I want a comprehensive plan that looks at more than just what is happening there today or six months from now, something that would be good for the county and the region. Given the Smart Growth initiatives, this land is underutilized. Why create sprawl along the other corridors in the county when you have water and sewer already in place and access to [Routes] 295, 100 and 32? It's one of the most fabulous transportation grids in the country.
Cindy A. Walker, cashier, U.S. One Liquors, 8167 Washington Blvd., and a resident of a nearby trailer park.
It's terrible, nothing you would want to write home about. They need more traffic lights and signs for hidden entrances. Trucks coming across that hill, coming down from [Route] 175 going toward Laurel -- I almost get nailed every time by those tractor trailers. And when you're sitting there waiting to make a turn, you better go down the road and turn around somewhere else. It's a raceway.
Carlos Pabon, owner of That's Dancing, a Fred Astaire Dance Studio, 8610 Washington Blvd.
Things have developed around here in the past seven years, but we'd like more visibility. You see everything on Route 1, but it can be updated. You see old stuff with character next to old stuff that's decaying. It doesn't balance. . . . sometimes when I pick up a client from the airport, I'll go around the long way to bring them back here to avoid certain parts of Route 1.
Rose Burnopp, resident, 10095 Washington Blvd.
I don't have a problem with Route 1 [although] this trailer park I live in is an eyesore. But it's close to the bars and I could walk to my bartending job at the Bottom of the Bay [near Laurel]. I don't think there's any room down here to make it wider.
Suresh Patel, owner, Pin-Del Motel, 9860 Washington Blvd.

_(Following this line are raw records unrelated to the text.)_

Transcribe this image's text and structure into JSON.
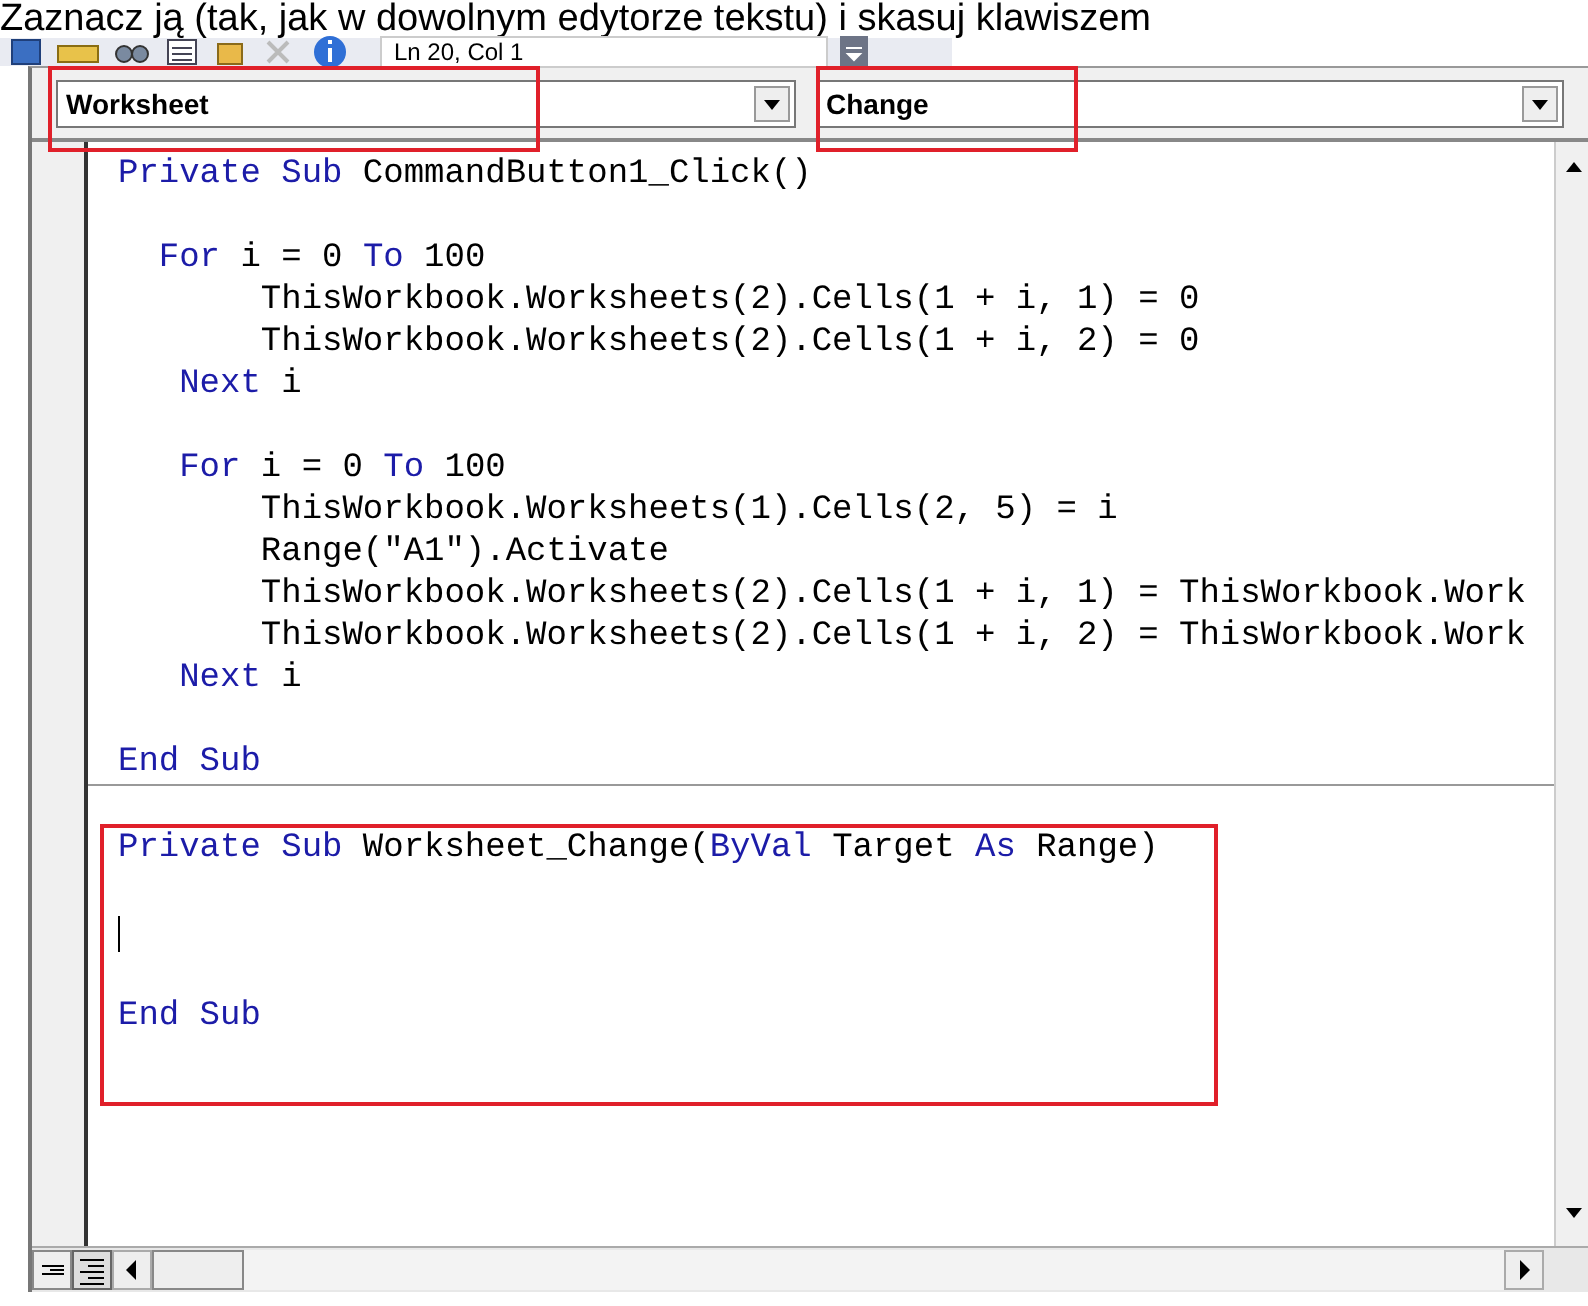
{
  "instruction_text": "Zaznacz ją (tak, jak w dowolnym edytorze tekstu) i skasuj klawiszem",
  "toolbar": {
    "position_field": "Ln 20, Col 1"
  },
  "object_combo": {
    "value": "Worksheet"
  },
  "procedure_combo": {
    "value": "Change"
  },
  "procedures": [
    {
      "lines": [
        {
          "kind": "code",
          "segments": [
            {
              "kind": "keyword",
              "text": "Private Sub"
            },
            {
              "kind": "plain",
              "text": " CommandButton1_Click()"
            }
          ]
        },
        {
          "kind": "blank"
        },
        {
          "kind": "code",
          "segments": [
            {
              "kind": "keyword",
              "text": "  For"
            },
            {
              "kind": "plain",
              "text": " i = 0 "
            },
            {
              "kind": "keyword",
              "text": "To"
            },
            {
              "kind": "plain",
              "text": " 100"
            }
          ]
        },
        {
          "kind": "code",
          "segments": [
            {
              "kind": "plain",
              "text": "       ThisWorkbook.Worksheets(2).Cells(1 + i, 1) = 0"
            }
          ]
        },
        {
          "kind": "code",
          "segments": [
            {
              "kind": "plain",
              "text": "       ThisWorkbook.Worksheets(2).Cells(1 + i, 2) = 0"
            }
          ]
        },
        {
          "kind": "code",
          "segments": [
            {
              "kind": "keyword",
              "text": "   Next"
            },
            {
              "kind": "plain",
              "text": " i"
            }
          ]
        },
        {
          "kind": "blank"
        },
        {
          "kind": "code",
          "segments": [
            {
              "kind": "keyword",
              "text": "   For"
            },
            {
              "kind": "plain",
              "text": " i = 0 "
            },
            {
              "kind": "keyword",
              "text": "To"
            },
            {
              "kind": "plain",
              "text": " 100"
            }
          ]
        },
        {
          "kind": "code",
          "segments": [
            {
              "kind": "plain",
              "text": "       ThisWorkbook.Worksheets(1).Cells(2, 5) = i"
            }
          ]
        },
        {
          "kind": "code",
          "segments": [
            {
              "kind": "plain",
              "text": "       Range(\"A1\").Activate"
            }
          ]
        },
        {
          "kind": "code",
          "segments": [
            {
              "kind": "plain",
              "text": "       ThisWorkbook.Worksheets(2).Cells(1 + i, 1) = ThisWorkbook.Work"
            }
          ]
        },
        {
          "kind": "code",
          "segments": [
            {
              "kind": "plain",
              "text": "       ThisWorkbook.Worksheets(2).Cells(1 + i, 2) = ThisWorkbook.Work"
            }
          ]
        },
        {
          "kind": "code",
          "segments": [
            {
              "kind": "keyword",
              "text": "   Next"
            },
            {
              "kind": "plain",
              "text": " i"
            }
          ]
        },
        {
          "kind": "blank"
        },
        {
          "kind": "code",
          "segments": [
            {
              "kind": "keyword",
              "text": "End Sub"
            }
          ]
        }
      ]
    },
    {
      "lines": [
        {
          "kind": "blank"
        },
        {
          "kind": "code",
          "segments": [
            {
              "kind": "keyword",
              "text": "Private Sub"
            },
            {
              "kind": "plain",
              "text": " Worksheet_Change("
            },
            {
              "kind": "keyword",
              "text": "ByVal"
            },
            {
              "kind": "plain",
              "text": " Target "
            },
            {
              "kind": "keyword",
              "text": "As"
            },
            {
              "kind": "plain",
              "text": " Range)"
            }
          ]
        },
        {
          "kind": "blank"
        },
        {
          "kind": "caret"
        },
        {
          "kind": "blank"
        },
        {
          "kind": "code",
          "segments": [
            {
              "kind": "keyword",
              "text": "End Sub"
            }
          ]
        }
      ]
    }
  ]
}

Whatever they do, it should benefit the businessman. And particularly they can put in proper traffic lighting and an intersection near Whiskey Bottom Road; it is quite dangerous there. I have tried to get zoning from the county to improve my business -- I have 37 units on 2 1/2 acres -- but they turned me down. My property is not good right now, the motel is almost 50 years old. I can do better than that if they let me improve it.
Interviews were conducted by Sun reporter Rafael Alvarez.